The Alexandra Botanic Garden contains many woody specimens organized in plant families, along with a series of small wetland habitats and meanders.

The garden begins at Paramecium Pond, the most prominent landmark in the Botanic Gardens, and a thriving spot for bird-watching, relaxing on the nearby bench, and observing the birches (Betula spp.), azaleas (Rhododendron spp.) , highbush blueberries (Vaccinium corymbosum) and water lilies (Nymphaea odorata). A small brook feature known as the Silver Thread winds through the garden from a (dry as of 2021) waterfall at the east end of the campus, with several small ponds including along the main garden path. Notable trees include a Kentucky coffee tree (Gymnocladus dioicus), Japanese weeping cherry (Prunus yedoensis 'Shindare yoshino'), tulip tree (Liriodendron tulipifera), dawn redwood (Metasequoia glyptostroboides) and some 300 year old white oaks (Quercus alba) that pre-date the founding of the college. Learn about some featured areas below.

Paramecium Pond

This favorite spot welcomes visitors into the Alexandra Botanic Gardens from College Road. The well-studied pond gets its name from the microbes that biology classes study. Many other forms of life can be found here too - turtles sunning on a log, a great blue heron fishing for lunch, red-winged blackbirds and grackles calling. Geology and environmental science classes stealthily monitor the temperature and quality of this constructed water body - look for a red ball floating in the pond! There's a lovely bench to rest and reflect.

Great Meadow & Wet Meadow

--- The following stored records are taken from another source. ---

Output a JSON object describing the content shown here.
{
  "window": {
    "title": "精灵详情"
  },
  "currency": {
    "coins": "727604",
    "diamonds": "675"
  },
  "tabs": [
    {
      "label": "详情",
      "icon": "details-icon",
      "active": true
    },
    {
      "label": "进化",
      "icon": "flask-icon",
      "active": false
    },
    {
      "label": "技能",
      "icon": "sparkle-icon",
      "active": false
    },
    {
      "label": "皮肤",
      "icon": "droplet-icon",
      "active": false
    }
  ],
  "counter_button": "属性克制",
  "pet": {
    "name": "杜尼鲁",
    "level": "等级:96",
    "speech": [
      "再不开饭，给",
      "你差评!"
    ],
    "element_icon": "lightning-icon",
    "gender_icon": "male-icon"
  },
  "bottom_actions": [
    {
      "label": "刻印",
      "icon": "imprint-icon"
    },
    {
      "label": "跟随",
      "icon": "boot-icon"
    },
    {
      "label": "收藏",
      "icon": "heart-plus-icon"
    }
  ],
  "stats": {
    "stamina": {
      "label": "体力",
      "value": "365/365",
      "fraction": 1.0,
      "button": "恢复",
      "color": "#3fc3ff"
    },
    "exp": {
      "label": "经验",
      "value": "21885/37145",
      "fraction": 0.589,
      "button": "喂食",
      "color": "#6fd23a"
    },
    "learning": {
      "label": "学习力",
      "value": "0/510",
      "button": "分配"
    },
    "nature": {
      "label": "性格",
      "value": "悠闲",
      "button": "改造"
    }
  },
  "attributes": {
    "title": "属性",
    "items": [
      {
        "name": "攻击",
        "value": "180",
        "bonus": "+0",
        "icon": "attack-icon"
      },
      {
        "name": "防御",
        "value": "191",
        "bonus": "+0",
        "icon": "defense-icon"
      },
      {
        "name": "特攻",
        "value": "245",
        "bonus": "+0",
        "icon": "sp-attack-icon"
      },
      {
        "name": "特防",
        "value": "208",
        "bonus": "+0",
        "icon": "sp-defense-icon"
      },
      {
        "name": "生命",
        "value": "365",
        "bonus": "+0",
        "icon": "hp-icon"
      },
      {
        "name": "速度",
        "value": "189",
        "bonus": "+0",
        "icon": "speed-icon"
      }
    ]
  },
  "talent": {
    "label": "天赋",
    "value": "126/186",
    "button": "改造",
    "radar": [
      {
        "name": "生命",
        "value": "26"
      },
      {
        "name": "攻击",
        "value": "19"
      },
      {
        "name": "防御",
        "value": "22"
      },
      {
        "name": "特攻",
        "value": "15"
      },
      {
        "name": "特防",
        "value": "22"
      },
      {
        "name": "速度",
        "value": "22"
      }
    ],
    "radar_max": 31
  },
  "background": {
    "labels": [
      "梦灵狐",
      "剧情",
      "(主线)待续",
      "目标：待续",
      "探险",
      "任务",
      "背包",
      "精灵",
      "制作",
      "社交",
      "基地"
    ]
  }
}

A cool season grass meadow, and a diverse wet meadow, are maintained near Paramecium Pond. These special habitats are biodiversity hot spots, attracting many pollinators, amphibians, and other critters. The meadows are mowed 1-2 times per year, using ecological, wildlife-friendly practices.

Maple Swamp

Just across the path from Paramecium Pond, this important wetland is home to beautiful red maples, silver maples, and many critters that thrive in a reliably wet habitat. You may spot wood ducks and mallards raising ducklings, or hear choruses of mating toads and frogs. Rain or drought changes the water level of this dynamic ecosystem!

Bog Garden

The Bog Garden, established in summer 2011, was hand-dug by an all-women crew of Wellesley College interns, faculty, and staff, in a naturaent to Paramecium Pond. The plants are in a mixture of native soil, peat and sand that has been laid in a perforated pond liner so that the soil retains water and drains slowly. During dry periods, the bog is watered so that it remains moist. Screens cover the Calopogon orchids to prevent rodents from digging them up and eating them. Other species in the garden include cranberry, sheep laurel, Labrador tea, nodding ladies tresses, yellow pitcher plants and purple pitcher plants. All of these native plants are well adapted to the wet, nutrient-poor conditions of a bog.

Molly’s Garden

Molly's Garden, named in memory of former Dean of Students Molly Campbell '60 and designed by her daughter Alison Campbell, is situated along the banks of the Silver Thread, near where it empties into Paramecium Pond. It is a spot of beauty throughout the growing season, from the first purple primroses in April through the last asters of October.

Olde Labyrinth

The labyrinth is located north of Paramecium Pond, in a quiet setting with views of nearby Molly's Garden and Galen Stone Tower. It was built in April 2017 by students in conjunction with the Office of Religious and Spiritual Life, and made possible by the generosity of Laura Becker-Lewke ’77. The labyrinth is constructed of tree rounds and branches that have fallen on campus, and is lit by solar lanterns at night. In the center is a slab from a 130-foot beech tree planted by Wellesley College founder Henry Durant that blew down in a storm in 2016. Visitors are encouraged to quiet their minds and focus on walking the path that leads to the center of the labyrinth and then back out. Note: Over time, this labyrinth has been allowed to decompose back into the Earth. You can find the remnants, and nearby a new, accessible labyrinth was constructed just outside the Botanic Gardens, by Munger Meadow.

“A labyrinth is not the same as a maze, which has multiple entrances and exits as well as dead ends,” says Tiffany Steinwert, Dean of Religious and Spiritual Life. “In a labyrinth, there is only one 'door.' The path in gives you a chance to release the concerns you are carrying and focus on the present moment. When you come to the center you are invited to open yourself to receive insight from your journey. The walk out is about returning and integrating that wisdom and knowledge into your life.”


The child for whom this garden was named was the daughter of Cordenio and Mary Severance, a member of the college's Class of 1885. Alexandra died at the age of six, and her parents wished to memorialize her with a garden that would perpetually bear the little girl's name. Its beauty was to reflect Alexandra's own. In 1906, the Severances donated funds to establish the Alexandra Botanic Garden.